1) Capacity is mentioned in decimal sizes by hard drive manufacturers in order to up the apparent spec without adding additional cost.
Operating Systems count sizes in binary amounts, 1000 bytes is of no use in a binary counting system, whereas 1024 is much easier to use in binary. 1KB = 2^10 or 1,024 bytes, 1MB = 2^20 or 1,048,576 bytes, 1GB = 2^30 or 1,073,741,824, 1TB = 2^40 or 1,099,511,627,776 bytes, and finally 1.5GB in binary is 2^40 + 2^39 or 1,649,267,441,664 bytes, which when abbreviated into human readable form looks like 1,649GB or 1.6TB for short. Of course, HDD manufacturers should use the binary capacities as the listed capacities but they don't since selling to chavs always reduces to the lowest common denominator of understanding. They use the decimal capacity since it looks like you get more for your money.
2) Reliability is a factor of many things. Quoting the MTBF of hardware is (for me) useless since WTF does 1,200,000 hours mean time to failure mean??? Come on, that's like 120 years! As if! Reliability can in no way shape or form be predicted accurately for an individual component much less an individual drive. Over the years (I bought my first HDD in 1986) I've had varying degrees of success with Western Digital, Seagate, Maxtor, Samsung, Hitachi, Connor, IBM, Quantum, and the god-awful Fujitsu. I can honestly say by far the most important item for maintaining a reliable drive is to make sure it never runs hot. If it does, it WILL fail, and usually pretty quickly. If a standard desktop drive runs in a 20°C ambient environment, is kept stable, and not subjected to undue physical stress, it will last (and I have drives to prove it, from various manufacturers) at least 5 to 8 years if not substantially longer. Just for your edification all drives I currently use are never turned off, they run without power management 24x7x365. Perhaps the absence of in-rush current stress is giving me a better experience. Also, I best mention I will probably now suffer a bunch of sudden failures simply because I wrote this comment.

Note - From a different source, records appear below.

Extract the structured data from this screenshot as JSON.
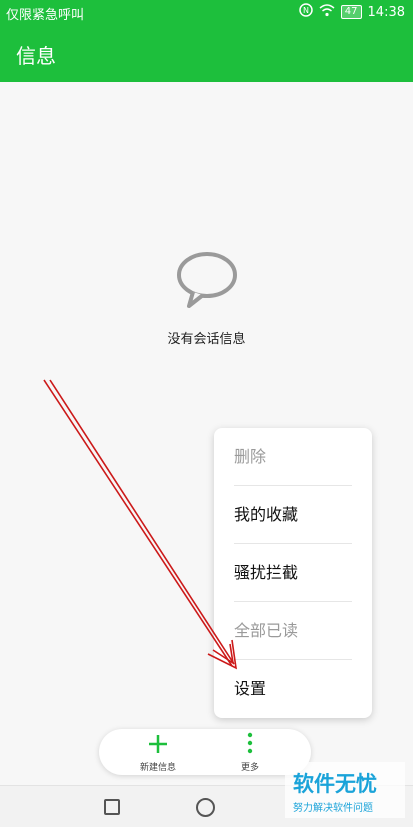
{
  "status_bar": {
    "carrier": "仅限紧急呼叫",
    "battery": "47",
    "time": "14:38"
  },
  "app_bar": {
    "title": "信息"
  },
  "empty_state": {
    "icon": "chat-bubble-icon",
    "message": "没有会话信息"
  },
  "menu": {
    "items": [
      {
        "label": "删除",
        "enabled": false
      },
      {
        "label": "我的收藏",
        "enabled": true
      },
      {
        "label": "骚扰拦截",
        "enabled": true
      },
      {
        "label": "全部已读",
        "enabled": false
      },
      {
        "label": "设置",
        "enabled": true
      }
    ]
  },
  "bottom_bar": {
    "new_message_label": "新建信息",
    "more_label": "更多"
  },
  "watermark": {
    "main": "软件无忧",
    "sub": "努力解决软件问题"
  },
  "colors": {
    "accent": "#1dbf3c",
    "arrow": "#cc1a1a",
    "watermark": "#1aa3d9"
  }
}
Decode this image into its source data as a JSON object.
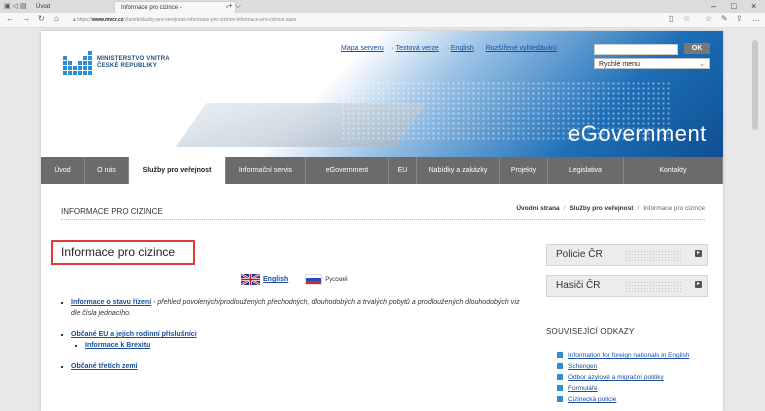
{
  "browser": {
    "tabs": [
      {
        "label": "Úvod"
      },
      {
        "label": "Informace pro cizince -"
      }
    ],
    "url_domain": "www.mvcr.cz",
    "url_prefix": "https://",
    "url_rest": "/clanek/sluzby-pro-verejnost-informace-pro-cizince-informace-pro-cizince.aspx"
  },
  "header": {
    "logo_line1": "MINISTERSTVO VNITRA",
    "logo_line2": "ČESKÉ REPUBLIKY",
    "top_links": [
      "Mapa serveru",
      "Textová verze",
      "English",
      "Rozšířené vyhledávání"
    ],
    "ok_label": "OK",
    "quick_menu": "Rychlé menu",
    "brand": "eGovernment"
  },
  "menu": [
    {
      "label": "Úvod"
    },
    {
      "label": "O nás"
    },
    {
      "label": "Služby pro veřejnost"
    },
    {
      "label": "Informační servis"
    },
    {
      "label": "eGovernment"
    },
    {
      "label": "EU"
    },
    {
      "label": "Nabídky a zakázky"
    },
    {
      "label": "Projekty"
    },
    {
      "label": "Legislativa"
    },
    {
      "label": "Kontakty"
    }
  ],
  "section": {
    "heading": "INFORMACE PRO CIZINCE",
    "breadcrumb": [
      "Úvodní strana",
      "Služby pro veřejnost",
      "Informace pro cizince"
    ]
  },
  "main": {
    "title": "Informace pro cizince",
    "lang_en": "English",
    "lang_ru": "Русский",
    "items": [
      {
        "link": "Informace o stavu řízení",
        "text": " - přehled povolených/prodloužených přechodných, dlouhodobých a trvalých pobytů a prodloužených dlouhodobých víz dle čísla jednacího."
      },
      {
        "link": "Občané EU a jejich rodinní příslušníci",
        "sub": "Informace k Brexitu"
      },
      {
        "link": "Občané třetích zemí"
      }
    ]
  },
  "sidebar": {
    "boxes": [
      "Policie ČR",
      "Hasiči ČR"
    ],
    "related_heading": "SOUVISEJÍCÍ ODKAZY",
    "related": [
      "Information for foreign nationals in English",
      "Schengen",
      "Odbor azylové a migrační politiky",
      "Formuláře",
      "Cizinecká policie"
    ]
  },
  "colors": {
    "menu_bg": "#6b6b6b",
    "link": "#1a4fa0",
    "highlight_border": "#e03b3b",
    "accent_blue": "#2a8fd5"
  }
}
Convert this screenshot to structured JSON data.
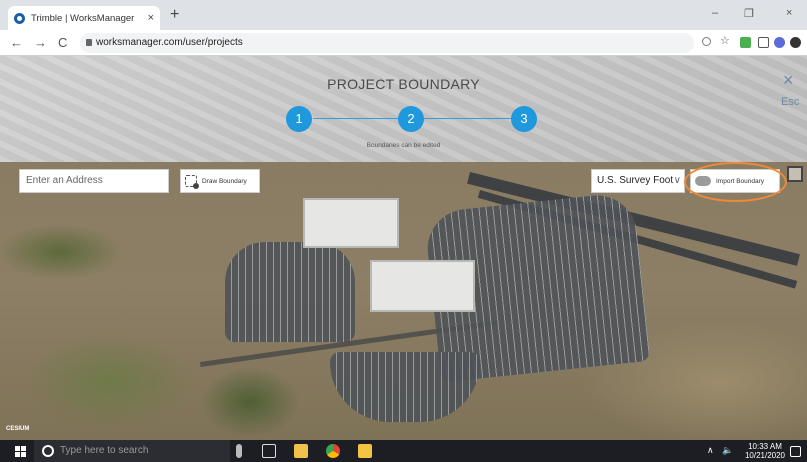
{
  "browser": {
    "tab_title": "Trimble | WorksManager",
    "tab_close": "×",
    "new_tab": "+",
    "url": "worksmanager.com/user/projects",
    "back": "←",
    "forward": "→",
    "reload": "C",
    "minimize": "–",
    "restore": "❐",
    "close": "×"
  },
  "page": {
    "title": "PROJECT BOUNDARY",
    "steps": [
      "1",
      "2",
      "3"
    ],
    "step_caption": "Boundaries can be edited",
    "close": "×",
    "esc": "Esc"
  },
  "toolbar": {
    "address_placeholder": "Enter an Address",
    "draw_boundary": "Draw Boundary",
    "units_selected": "U.S. Survey Foot",
    "units_chevron": "∨",
    "import_boundary": "Import Boundary"
  },
  "map": {
    "attribution": "CESIUM"
  },
  "taskbar": {
    "search_placeholder": "Type here to search",
    "time": "10:33 AM",
    "date": "10/21/2020",
    "tray_arrow": "∧",
    "volume": "🔈"
  }
}
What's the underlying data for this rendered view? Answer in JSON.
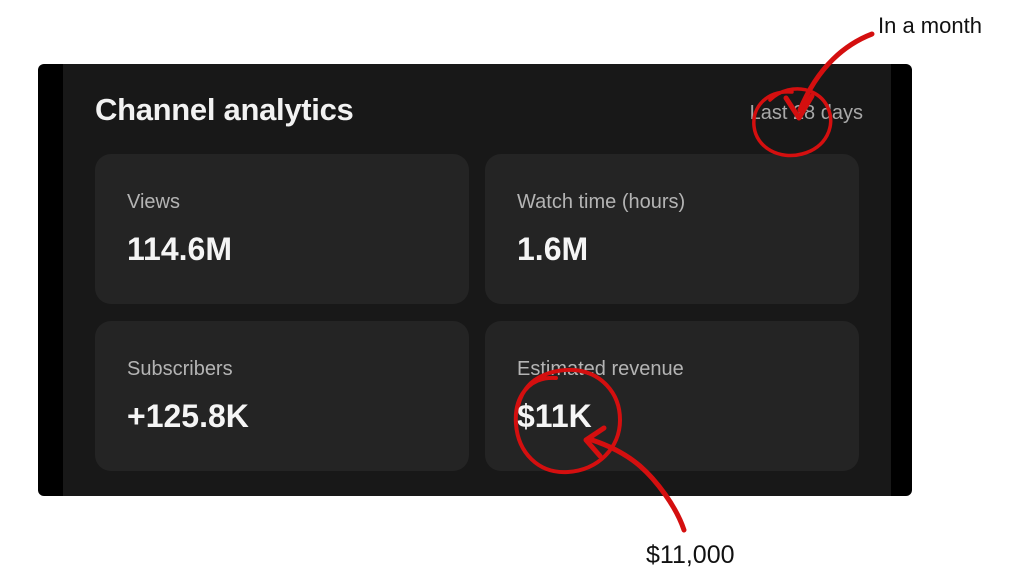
{
  "analytics": {
    "title": "Channel analytics",
    "period": "Last 28 days",
    "cards": [
      {
        "label": "Views",
        "value": "114.6M"
      },
      {
        "label": "Watch time (hours)",
        "value": "1.6M"
      },
      {
        "label": "Subscribers",
        "value": "+125.8K"
      },
      {
        "label": "Estimated revenue",
        "value": "$11K"
      }
    ]
  },
  "annotations": {
    "period_note": "In a month",
    "revenue_note": "$11,000",
    "color": "#d40f0f"
  },
  "colors": {
    "background": "#000000",
    "panel": "#181818",
    "card": "#242424",
    "title_text": "#f2f2f2",
    "muted_text": "#b4b4b4"
  }
}
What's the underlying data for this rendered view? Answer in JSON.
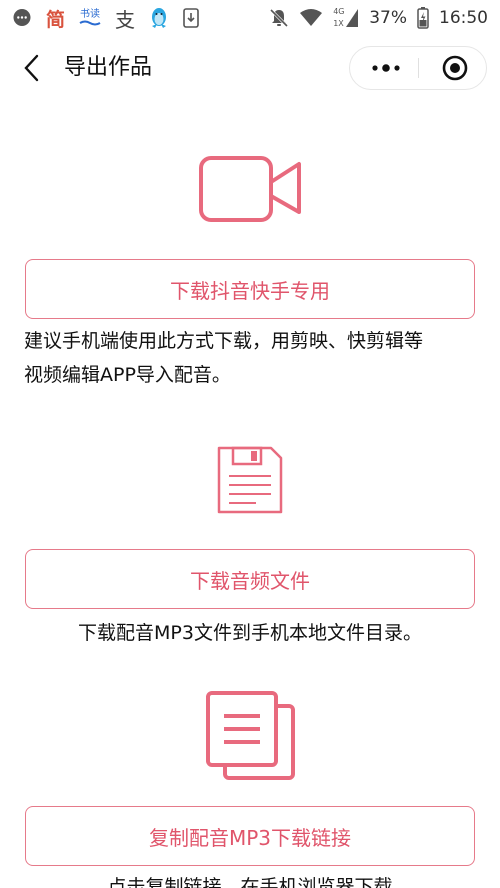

As an aside, I can't wait for SSDs to become mainstream since that will seriously increase reliability, performance, power efficiency and will reduce noise pollution (ever heard an SSD? I thought not).